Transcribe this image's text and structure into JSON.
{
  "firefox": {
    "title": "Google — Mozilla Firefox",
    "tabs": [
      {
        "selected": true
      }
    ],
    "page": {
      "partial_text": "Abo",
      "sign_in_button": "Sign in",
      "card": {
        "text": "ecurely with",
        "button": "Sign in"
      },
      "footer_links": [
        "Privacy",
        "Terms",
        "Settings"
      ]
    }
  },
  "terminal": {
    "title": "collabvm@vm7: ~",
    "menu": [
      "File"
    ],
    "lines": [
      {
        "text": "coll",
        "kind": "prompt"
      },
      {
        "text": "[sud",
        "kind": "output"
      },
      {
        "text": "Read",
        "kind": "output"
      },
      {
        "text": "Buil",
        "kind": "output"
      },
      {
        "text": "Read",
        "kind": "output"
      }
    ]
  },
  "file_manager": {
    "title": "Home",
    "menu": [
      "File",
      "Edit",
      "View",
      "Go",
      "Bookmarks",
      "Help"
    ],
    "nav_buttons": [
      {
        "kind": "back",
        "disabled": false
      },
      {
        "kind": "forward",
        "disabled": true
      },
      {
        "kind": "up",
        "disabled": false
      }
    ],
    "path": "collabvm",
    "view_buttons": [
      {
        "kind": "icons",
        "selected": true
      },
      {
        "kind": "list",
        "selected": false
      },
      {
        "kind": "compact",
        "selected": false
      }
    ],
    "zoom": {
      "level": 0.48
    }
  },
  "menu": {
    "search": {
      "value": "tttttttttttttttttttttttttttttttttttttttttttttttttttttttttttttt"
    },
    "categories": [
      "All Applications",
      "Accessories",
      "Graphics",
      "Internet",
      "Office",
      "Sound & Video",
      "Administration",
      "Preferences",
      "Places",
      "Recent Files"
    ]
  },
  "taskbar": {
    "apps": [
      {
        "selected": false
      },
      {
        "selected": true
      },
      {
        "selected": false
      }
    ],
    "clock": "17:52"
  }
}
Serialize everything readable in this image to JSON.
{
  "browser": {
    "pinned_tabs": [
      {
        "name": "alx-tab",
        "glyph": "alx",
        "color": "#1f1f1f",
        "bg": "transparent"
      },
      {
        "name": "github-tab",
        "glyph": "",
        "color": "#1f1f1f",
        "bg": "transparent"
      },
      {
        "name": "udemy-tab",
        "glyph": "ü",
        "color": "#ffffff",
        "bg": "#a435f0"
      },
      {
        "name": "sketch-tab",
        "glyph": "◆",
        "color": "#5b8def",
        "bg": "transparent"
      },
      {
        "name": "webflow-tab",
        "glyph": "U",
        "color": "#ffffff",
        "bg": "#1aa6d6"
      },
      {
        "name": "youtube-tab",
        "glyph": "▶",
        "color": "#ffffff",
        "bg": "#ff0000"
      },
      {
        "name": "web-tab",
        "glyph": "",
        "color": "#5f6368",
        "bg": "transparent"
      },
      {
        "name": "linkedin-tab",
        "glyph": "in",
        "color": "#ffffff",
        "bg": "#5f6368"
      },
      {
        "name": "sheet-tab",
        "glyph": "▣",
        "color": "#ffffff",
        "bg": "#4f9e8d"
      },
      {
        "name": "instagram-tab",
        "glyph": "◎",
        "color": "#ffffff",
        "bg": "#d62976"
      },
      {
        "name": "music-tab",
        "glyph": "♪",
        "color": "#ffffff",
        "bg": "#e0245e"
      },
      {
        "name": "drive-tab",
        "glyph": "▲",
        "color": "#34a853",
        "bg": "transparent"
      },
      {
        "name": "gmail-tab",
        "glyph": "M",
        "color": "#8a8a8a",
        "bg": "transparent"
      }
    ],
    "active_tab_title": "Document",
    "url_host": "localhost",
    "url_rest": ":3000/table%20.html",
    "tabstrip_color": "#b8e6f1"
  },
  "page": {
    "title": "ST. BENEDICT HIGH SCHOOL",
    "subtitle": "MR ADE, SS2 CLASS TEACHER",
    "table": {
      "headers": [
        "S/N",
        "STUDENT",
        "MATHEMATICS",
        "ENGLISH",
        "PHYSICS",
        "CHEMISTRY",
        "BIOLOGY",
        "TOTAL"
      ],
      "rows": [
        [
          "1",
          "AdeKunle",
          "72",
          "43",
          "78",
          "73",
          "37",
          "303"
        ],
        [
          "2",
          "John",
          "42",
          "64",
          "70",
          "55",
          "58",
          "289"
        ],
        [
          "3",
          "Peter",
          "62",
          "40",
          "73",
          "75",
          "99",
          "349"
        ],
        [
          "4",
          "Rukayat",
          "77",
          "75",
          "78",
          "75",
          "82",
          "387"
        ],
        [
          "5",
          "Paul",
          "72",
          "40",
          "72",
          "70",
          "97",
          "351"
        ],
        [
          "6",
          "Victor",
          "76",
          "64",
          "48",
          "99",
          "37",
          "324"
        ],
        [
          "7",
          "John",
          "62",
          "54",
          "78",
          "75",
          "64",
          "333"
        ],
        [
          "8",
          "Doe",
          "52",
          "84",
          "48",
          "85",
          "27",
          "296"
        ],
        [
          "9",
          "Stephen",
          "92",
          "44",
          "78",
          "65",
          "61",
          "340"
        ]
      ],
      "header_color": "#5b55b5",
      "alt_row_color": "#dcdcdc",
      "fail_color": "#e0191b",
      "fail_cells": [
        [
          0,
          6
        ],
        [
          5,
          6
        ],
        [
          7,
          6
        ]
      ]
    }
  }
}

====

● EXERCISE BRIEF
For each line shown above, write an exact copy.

● FINISHED EXERCISE
Transcribe this image's text and structure into JSON.
{
  "firefox": {
    "title": "Google — Mozilla Firefox",
    "tabs": [
      {
        "selected": true
      }
    ],
    "page": {
      "partial_text": "Abo",
      "sign_in_button": "Sign in",
      "card": {
        "text": "ecurely with",
        "button": "Sign in"
      },
      "footer_links": [
        "Privacy",
        "Terms",
        "Settings"
      ]
    }
  },
  "terminal": {
    "title": "collabvm@vm7: ~",
    "menu": [
      "File"
    ],
    "lines": [
      {
        "text": "coll",
        "kind": "prompt"
      },
      {
        "text": "[sud",
        "kind": "output"
      },
      {
        "text": "Read",
        "kind": "output"
      },
      {
        "text": "Buil",
        "kind": "output"
      },
      {
        "text": "Read",
        "kind": "output"
      }
    ]
  },
  "file_manager": {
    "title": "Home",
    "menu": [
      "File",
      "Edit",
      "View",
      "Go",
      "Bookmarks",
      "Help"
    ],
    "nav_buttons": [
      {
        "kind": "back",
        "disabled": false
      },
      {
        "kind": "forward",
        "disabled": true
      },
      {
        "kind": "up",
        "disabled": false
      }
    ],
    "path": "collabvm",
    "view_buttons": [
      {
        "kind": "icons",
        "selected": true
      },
      {
        "kind": "list",
        "selected": false
      },
      {
        "kind": "compact",
        "selected": false
      }
    ],
    "zoom": {
      "level": 0.48
    }
  },
  "menu": {
    "search": {
      "value": "tttttttttttttttttttttttttttttttttttttttttttttttttttttttttttttt"
    },
    "categories": [
      "All Applications",
      "Accessories",
      "Graphics",
      "Internet",
      "Office",
      "Sound & Video",
      "Administration",
      "Preferences",
      "Places",
      "Recent Files"
    ]
  },
  "taskbar": {
    "apps": [
      {
        "selected": false
      },
      {
        "selected": true
      },
      {
        "selected": false
      }
    ],
    "clock": "17:52"
  }
}
Serialize everything readable in this image to JSON.
{
  "browser": {
    "pinned_tabs": [
      {
        "name": "alx-tab",
        "glyph": "alx",
        "color": "#1f1f1f",
        "bg": "transparent"
      },
      {
        "name": "github-tab",
        "glyph": "",
        "color": "#1f1f1f",
        "bg": "transparent"
      },
      {
        "name": "udemy-tab",
        "glyph": "ü",
        "color": "#ffffff",
        "bg": "#a435f0"
      },
      {
        "name": "sketch-tab",
        "glyph": "◆",
        "color": "#5b8def",
        "bg": "transparent"
      },
      {
        "name": "webflow-tab",
        "glyph": "U",
        "color": "#ffffff",
        "bg": "#1aa6d6"
      },
      {
        "name": "youtube-tab",
        "glyph": "▶",
        "color": "#ffffff",
        "bg": "#ff0000"
      },
      {
        "name": "web-tab",
        "glyph": "",
        "color": "#5f6368",
        "bg": "transparent"
      },
      {
        "name": "linkedin-tab",
        "glyph": "in",
        "color": "#ffffff",
        "bg": "#5f6368"
      },
      {
        "name": "sheet-tab",
        "glyph": "▣",
        "color": "#ffffff",
        "bg": "#4f9e8d"
      },
      {
        "name": "instagram-tab",
        "glyph": "◎",
        "color": "#ffffff",
        "bg": "#d62976"
      },
      {
        "name": "music-tab",
        "glyph": "♪",
        "color": "#ffffff",
        "bg": "#e0245e"
      },
      {
        "name": "drive-tab",
        "glyph": "▲",
        "color": "#34a853",
        "bg": "transparent"
      },
      {
        "name": "gmail-tab",
        "glyph": "M",
        "color": "#8a8a8a",
        "bg": "transparent"
      }
    ],
    "active_tab_title": "Document",
    "url_host": "localhost",
    "url_rest": ":3000/table%20.html",
    "tabstrip_color": "#b8e6f1"
  },
  "page": {
    "title": "ST. BENEDICT HIGH SCHOOL",
    "subtitle": "MR ADE, SS2 CLASS TEACHER",
    "table": {
      "headers": [
        "S/N",
        "STUDENT",
        "MATHEMATICS",
        "ENGLISH",
        "PHYSICS",
        "CHEMISTRY",
        "BIOLOGY",
        "TOTAL"
      ],
      "rows": [
        [
          "1",
          "AdeKunle",
          "72",
          "43",
          "78",
          "73",
          "37",
          "303"
        ],
        [
          "2",
          "John",
          "42",
          "64",
          "70",
          "55",
          "58",
          "289"
        ],
        [
          "3",
          "Peter",
          "62",
          "40",
          "73",
          "75",
          "99",
          "349"
        ],
        [
          "4",
          "Rukayat",
          "77",
          "75",
          "78",
          "75",
          "82",
          "387"
        ],
        [
          "5",
          "Paul",
          "72",
          "40",
          "72",
          "70",
          "97",
          "351"
        ],
        [
          "6",
          "Victor",
          "76",
          "64",
          "48",
          "99",
          "37",
          "324"
        ],
        [
          "7",
          "John",
          "62",
          "54",
          "78",
          "75",
          "64",
          "333"
        ],
        [
          "8",
          "Doe",
          "52",
          "84",
          "48",
          "85",
          "27",
          "296"
        ],
        [
          "9",
          "Stephen",
          "92",
          "44",
          "78",
          "65",
          "61",
          "340"
        ]
      ],
      "header_color": "#5b55b5",
      "alt_row_color": "#dcdcdc",
      "fail_color": "#e0191b",
      "fail_cells": [
        [
          0,
          6
        ],
        [
          5,
          6
        ],
        [
          7,
          6
        ]
      ]
    }
  }
}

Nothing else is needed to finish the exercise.